Sky Sports is to remain the main broadcaster of the Premier League, having won five of seven packages on offer in the sport’s latest broadcast rights auction, including Saturday lunchtime and Sunday 4pm games.
Rivals BT Sport won two packages giving them matches at 5.30pm on Saturday and some midweek games. In all it will have 42 games per season, a four games increase on its current deal, but will have fewer first picks.
Between them the two broadcasters will pay £5.136bn.
Today’s auction covers games for a three year period between 2016/17 and 2018/19.
This year 168 live games were up for grabs – fourteen more than offered in the 2012 auction in which BT and Sky paid more than £3bn to cover the world’s most popular football contest.
Premier League bosses had ruled that no single broadcaster would be able to show more than 126 matches, ensuring that at least two outlets would secure games and setting the scene for a fierce bidding war between the UK’s two biggest sports broadcasters.
In the end Sky disproved widespread speculation that it would lose control of the sport by taking the maximum games permitted, albeit at a significant increase in cost.
Sky will pay £1,392 million per annum for each of the three years of the new agreement, representing an 83% increase over the cost of the existing contract.
In a statement the firm said it had “the best match picks, including 26 first picks and 31 second picks” and would be able to show every Premier League club at least four times a season.
Chief Executive Jeremy Darroch said: “This is a good result and confirms that Sky is the unrivalled choice for sports fans. We went into the Premier League auction with a clear objective and are pleased to have secured the rights that we wanted.
“Our strong performance across the board gives us financial strength and flexibility. We have a clear plan to absorb the cost of the new Premier League deal while delivering our financial plans.”
Commenting after the results of the auction were announced, BT’s John Petter said the new rights would sit alongside the broadcaster’s exclusive coverage of the UEFA Champions League and Europa League which start this summer.
Mr Petter said: “I am pleased we will be showing Premier League football for a further three years and that we have secured the prime Saturday evening slot.
“These new rights will enhance our existing schedule of football, rugby and other international sport, including all the live footballing action from the UEFA Champions and Europa Leagues starting this summer.
“BT Sport has got off to a strong start, reaching more than five million households and commercial premises, by making itself far more affordable and accessible to sports fans.”
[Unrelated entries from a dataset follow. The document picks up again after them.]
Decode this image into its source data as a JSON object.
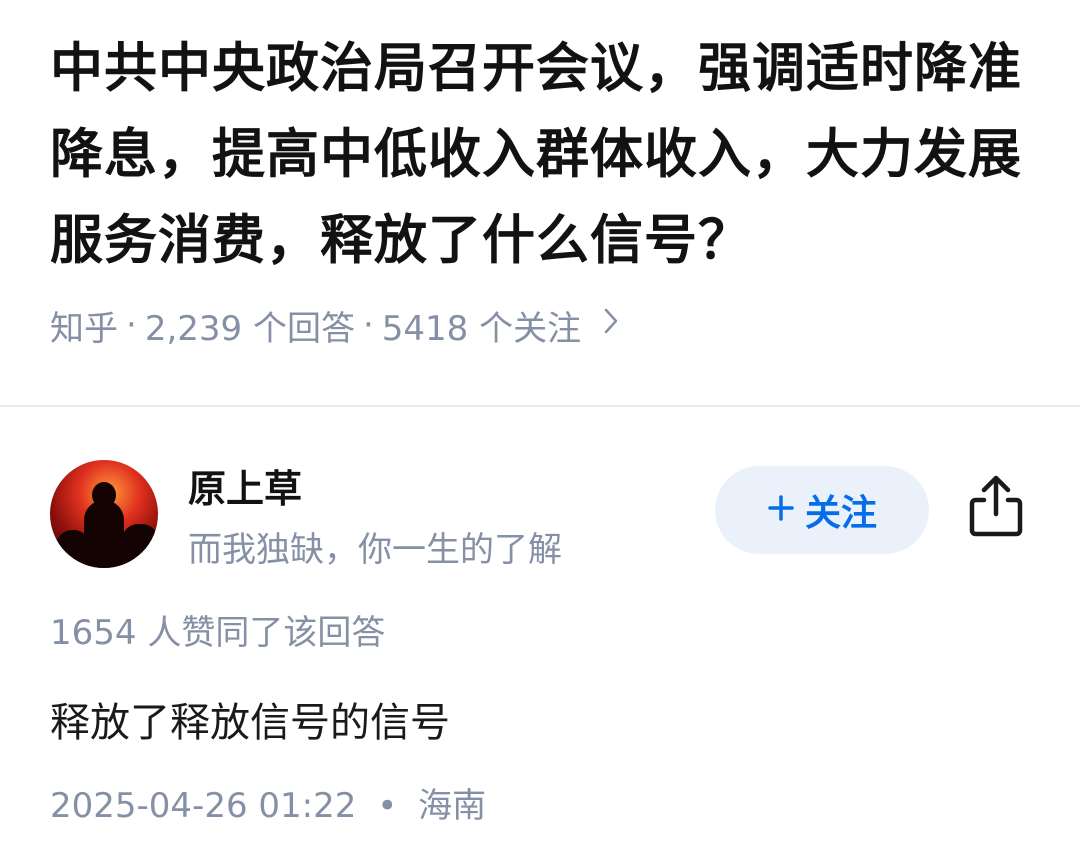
{
  "question": {
    "title": "中共中央政治局召开会议，强调适时降准降息，提高中低收入群体收入，大力发展服务消费，释放了什么信号？",
    "source": "知乎",
    "answer_count": "2,239 个回答",
    "follower_count": "5418 个关注",
    "separator": "·",
    "more_icon": "chevron-right-icon"
  },
  "answer": {
    "author": {
      "name": "原上草",
      "bio": "而我独缺，你一生的了解",
      "avatar": "avatar-image"
    },
    "follow_button": {
      "icon": "plus",
      "label": "关注"
    },
    "share_icon": "share-icon",
    "upvotes": "1654 人赞同了该回答",
    "content": "释放了释放信号的信号",
    "timestamp": "2025-04-26 01:22",
    "location_separator": "•",
    "location": "海南"
  },
  "colors": {
    "accent": "#056de8",
    "accent_bg": "#eaf1fb",
    "meta_text": "#8590a6",
    "title_text": "#121212"
  }
}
A BT spokesperson said the firm would pay £320m per season compared with £246m per season at present.
Premier League Chief Executive, Richard Scudamore, said: “Last season saw record levels of attendance with the highest top-flight crowds since 1949/50, as well as increased viewing figures across all our UK rights holders.
“Both Sky Sports and BT Sport have done a tremendous job in bringing the game to the fans as well as providing the revenue that allows clubs to invest in football, facilities, youth development and their communities.
“It is an endorsement of what the Barclays Premier League delivers that these broadcast partnerships have been extended and enhanced today. We are grateful for the continued belief that Sky Sports and BT Sport have in the Premier League and our clubs, both as a sporting competition and organisations to work with.”
Although he declined to name any other bidders, Mr Scudamore confirmed there had been “significant interest and participation in the process from other highly credible parties.”
Media regulator Ofcom is currently investigating how rights to the contest are sold following a complaint by cable firm Virgin Media which claims the exclusive nature of the packages on sale forces fans to pay increasingly large subscriptions.
Commenting on possible Ofcom action, Mr Scudamore said: “We remain confident that the Premier League’s live UK broadcasting rights are sold in a way that is compatible with both UK and EU competition law as well as being of great benefit to the whole of English football.”